It was his third attempt in five years. He succeeded in getting it through the Legislature this year, with no Republican votes, only after amending the bill to exclude young offenders who tortured their victims or killed a law enforcement officer or firefighter.
The exemptions are not enough to satisfy survivors such as Elvey.
"Victims hate that, when they say that one person's loved one is more important than another," Elvey said.
Her husband, Ross, was murdered by two teens during the robbery of his gun shop in Vista, Calif.
"They held Ross down on the floor and just kept beating and beating him," she said.
He was in a coma for 41 days before he died on June 7, 1993.
"They're all violent, brutal murders," she said. "That's why they got this sentence."
However, University of Southern California law professor Heidi Rummel, director of the university's Post-Conviction Justice Project, said children are different from adults and deserve to be treated differently under the criminal justice system.
"Their brains are still developing. They are impulsive, vulnerable to peer pressure and often victims of their life circumstances. But most importantly, they have a much greater capacity to grow and change," she said in a statement. She will supervise law students who will represent 12 juvenile offenders seeking resentencing under the bill.
California has more than 10 percent of the nation's juvenile life-without-parole cases, said Elizabeth Calvin, an advocate with Human Rights Watch, which supported the bill along with the American Civil Liberties Union. She said the law should serve as a model for other states.
The bill had the support of numerous mental health and medical associations, along with defense attorneys and church groups. The groups note that some offenders were sentenced to life without parole as accomplices to murder, despite not being the actual killer.

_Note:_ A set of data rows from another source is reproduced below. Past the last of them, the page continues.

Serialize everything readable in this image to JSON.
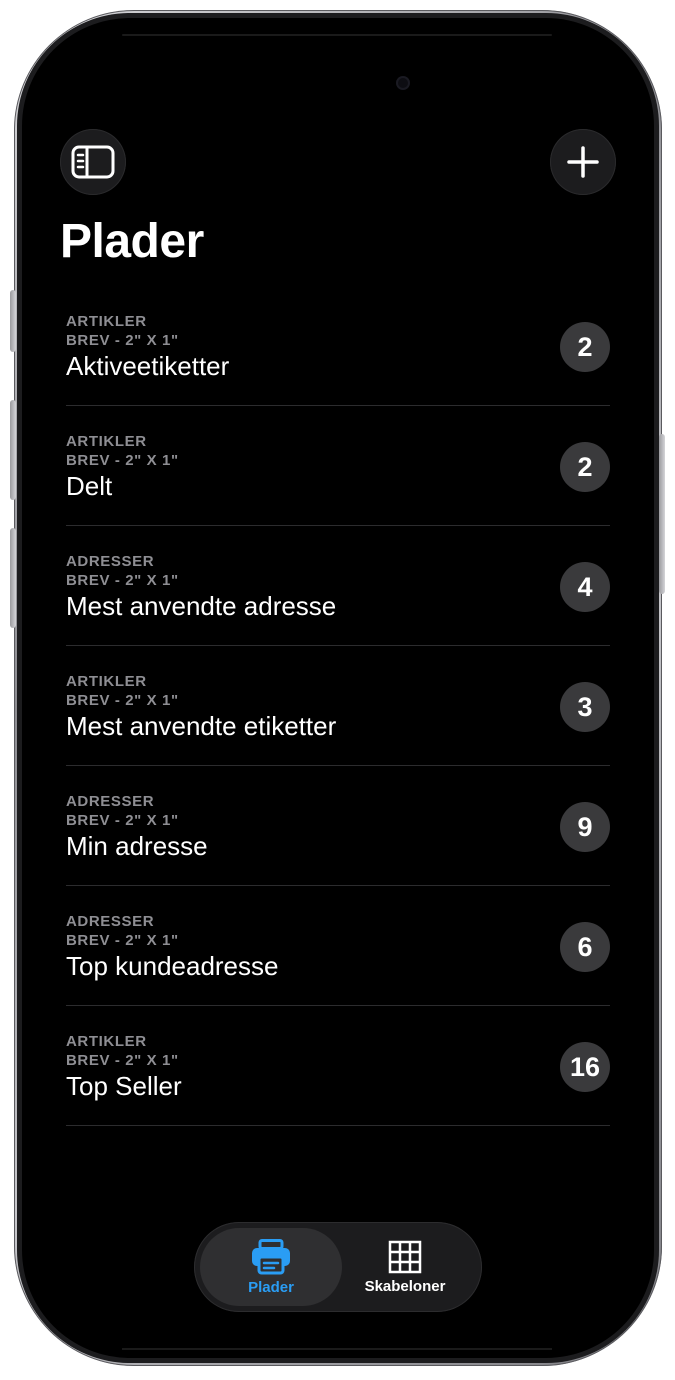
{
  "header": {
    "title": "Plader"
  },
  "sheets": [
    {
      "category": "ARTIKLER",
      "format": "BREV - 2\" X 1\"",
      "name": "Aktiveetiketter",
      "count": "2"
    },
    {
      "category": "ARTIKLER",
      "format": "BREV - 2\" X 1\"",
      "name": "Delt",
      "count": "2"
    },
    {
      "category": "ADRESSER",
      "format": "BREV - 2\" X 1\"",
      "name": "Mest anvendte adresse",
      "count": "4"
    },
    {
      "category": "ARTIKLER",
      "format": "BREV - 2\" X 1\"",
      "name": "Mest anvendte etiketter",
      "count": "3"
    },
    {
      "category": "ADRESSER",
      "format": "BREV - 2\" X 1\"",
      "name": "Min adresse",
      "count": "9"
    },
    {
      "category": "ADRESSER",
      "format": "BREV - 2\" X 1\"",
      "name": "Top kundeadresse",
      "count": "6"
    },
    {
      "category": "ARTIKLER",
      "format": "BREV - 2\" X 1\"",
      "name": "Top Seller",
      "count": "16"
    }
  ],
  "tabbar": {
    "tabs": [
      {
        "label": "Plader",
        "icon": "printer-icon",
        "active": true
      },
      {
        "label": "Skabeloner",
        "icon": "grid-icon",
        "active": false
      }
    ]
  },
  "colors": {
    "background": "#000000",
    "accent": "#2a9df4",
    "secondary_text": "#8e8e93",
    "badge": "#3a3a3c"
  }
}
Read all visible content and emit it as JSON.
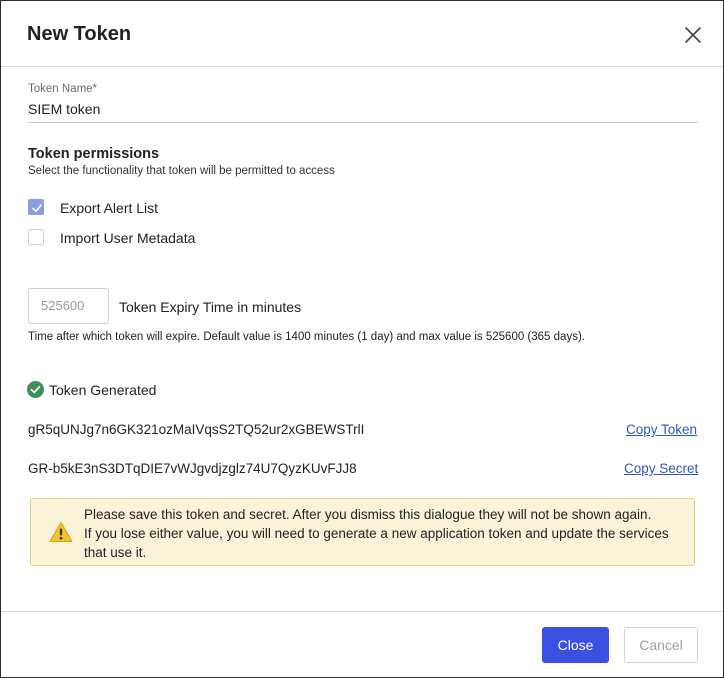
{
  "dialog": {
    "title": "New Token",
    "close_icon": "close-icon"
  },
  "token_name": {
    "label": "Token Name*",
    "value": "SIEM token"
  },
  "permissions": {
    "title": "Token permissions",
    "description": "Select the functionality that token will be permitted to access",
    "items": [
      {
        "label": "Export Alert List",
        "checked": true
      },
      {
        "label": "Import User Metadata",
        "checked": false
      }
    ]
  },
  "expiry": {
    "placeholder": "525600",
    "label": "Token Expiry Time in minutes",
    "help": "Time after which token will expire. Default value is 1400 minutes (1 day) and max value is 525600 (365 days)."
  },
  "generated": {
    "status": "Token Generated",
    "status_icon": "check-circle-icon",
    "token": "gR5qUNJg7n6GK321ozMaIVqsS2TQ52ur2xGBEWSTrlI",
    "copy_token_label": "Copy Token",
    "secret": "GR-b5kE3nS3DTqDIE7vWJgvdjzglz74U7QyzKUvFJJ8",
    "copy_secret_label": "Copy Secret"
  },
  "warning": {
    "icon": "warning-icon",
    "line1": "Please save this token and secret. After you dismiss this dialogue they will not be shown again.",
    "line2": "If you lose either value, you will need to generate a new application token and update the services",
    "line3": "that use it."
  },
  "footer": {
    "close_label": "Close",
    "cancel_label": "Cancel"
  },
  "colors": {
    "primary": "#3b4fe0",
    "link": "#2d55c9",
    "success": "#3f8f5a",
    "warning_bg": "#fbf3d8",
    "checkbox_checked": "#8e9be6"
  }
}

One of them is Christian Bracamontes, who was 16 in 1998 when he and another youth tried to rob another teenager of his marijuana. Bracamontes' friend fatally shot 15-year-old Thomas Williams in Fontana.
Bracamontes turned down a plea deal and was convicted of murder during a robbery with the special circumstance of knowing that a gun would be used. Bracamontes consistently claimed he never expected his friend to fire the weapon or kill Williams.

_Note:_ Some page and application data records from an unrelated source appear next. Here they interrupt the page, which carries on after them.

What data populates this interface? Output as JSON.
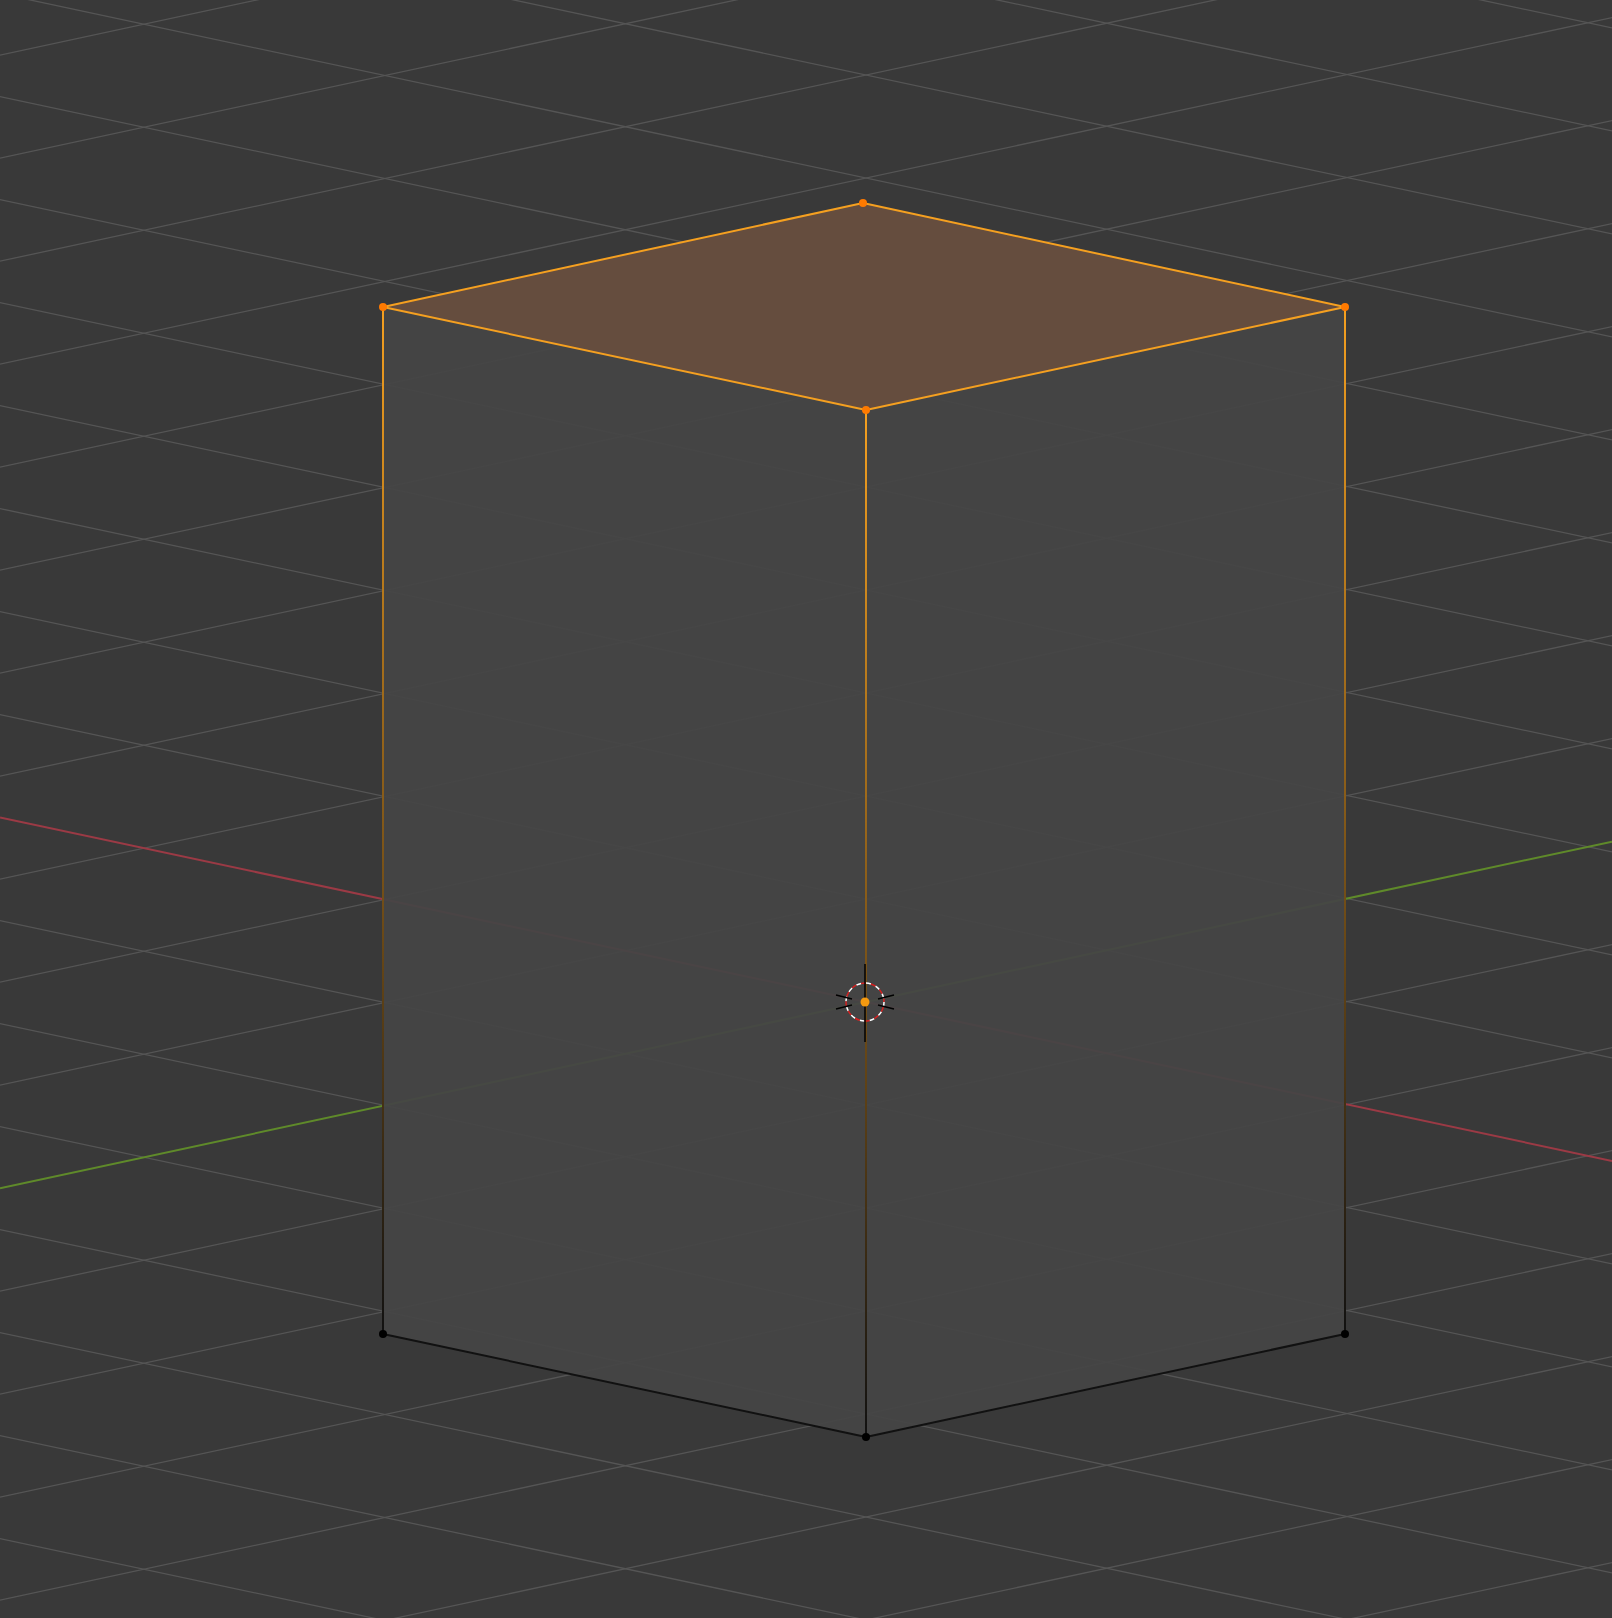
{
  "mesh": {
    "faces": [
      {
        "selected": true
      },
      {
        "selected": false
      },
      {
        "selected": false
      }
    ],
    "vertices": [
      {
        "selected": true
      },
      {
        "selected": true
      },
      {
        "selected": true
      },
      {
        "selected": true
      },
      {
        "selected": false
      },
      {
        "selected": false
      },
      {
        "selected": false
      }
    ]
  }
}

"A lot of kids don't understand aiding-and-abetting," prosecutor John Davis told The Press-Enterprise newspaper of Riverside when Bracamontes was sentenced in 2000.
Bracamontes is now 31 and serving his life term in California State Prison, Los Angeles County in Lancaster. The shooter, Jose Morales, who was two years older, negotiated a plea deal that eventually could result in his release.

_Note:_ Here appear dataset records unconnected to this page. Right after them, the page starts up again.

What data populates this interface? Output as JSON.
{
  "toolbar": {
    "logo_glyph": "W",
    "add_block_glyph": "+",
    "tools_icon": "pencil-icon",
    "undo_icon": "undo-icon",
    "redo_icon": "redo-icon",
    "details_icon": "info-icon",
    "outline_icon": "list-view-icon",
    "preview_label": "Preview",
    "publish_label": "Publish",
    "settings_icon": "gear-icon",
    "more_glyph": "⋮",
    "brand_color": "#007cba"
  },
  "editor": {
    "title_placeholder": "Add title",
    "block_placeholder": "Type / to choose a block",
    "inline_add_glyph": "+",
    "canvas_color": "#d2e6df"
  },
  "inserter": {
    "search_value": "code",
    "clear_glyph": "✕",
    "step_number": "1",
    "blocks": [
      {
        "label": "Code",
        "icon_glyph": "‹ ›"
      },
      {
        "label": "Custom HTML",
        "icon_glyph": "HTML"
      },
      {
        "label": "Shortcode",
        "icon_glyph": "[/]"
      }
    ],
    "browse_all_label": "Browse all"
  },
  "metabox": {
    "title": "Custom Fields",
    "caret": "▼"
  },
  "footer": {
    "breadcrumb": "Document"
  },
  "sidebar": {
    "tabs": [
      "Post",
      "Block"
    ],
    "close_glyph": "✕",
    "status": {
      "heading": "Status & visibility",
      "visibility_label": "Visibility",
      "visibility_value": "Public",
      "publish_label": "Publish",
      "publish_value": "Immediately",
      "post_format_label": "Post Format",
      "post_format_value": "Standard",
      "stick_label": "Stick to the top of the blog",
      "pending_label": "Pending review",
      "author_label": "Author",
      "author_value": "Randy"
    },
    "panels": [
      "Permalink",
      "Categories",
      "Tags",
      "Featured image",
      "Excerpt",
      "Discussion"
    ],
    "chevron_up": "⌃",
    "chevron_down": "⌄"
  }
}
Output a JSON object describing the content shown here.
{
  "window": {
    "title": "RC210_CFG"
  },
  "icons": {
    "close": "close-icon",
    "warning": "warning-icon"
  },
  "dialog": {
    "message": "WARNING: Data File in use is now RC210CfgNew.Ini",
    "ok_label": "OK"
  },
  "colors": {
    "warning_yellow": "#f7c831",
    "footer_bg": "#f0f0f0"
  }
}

Arturo Macedo, Bracamontes' father, said through an interpreter that for years he has lived without hope of his son being paroled, "and now there is some light."
His son has served 14 years in prison, has a clean record behind bars, and is likely to petition for resentencing, Macedo said.
"He was just there," Macedo said. "He did not kill anybody, he was just there when it happened."
The district attorneys' association notes that virtually all the inmates sentenced to life in prison as juveniles in California were 16 or 17 at the time of the offense and were convicted of first-degree murder with one or more special circumstances. That could have brought them the death penalty had they been older.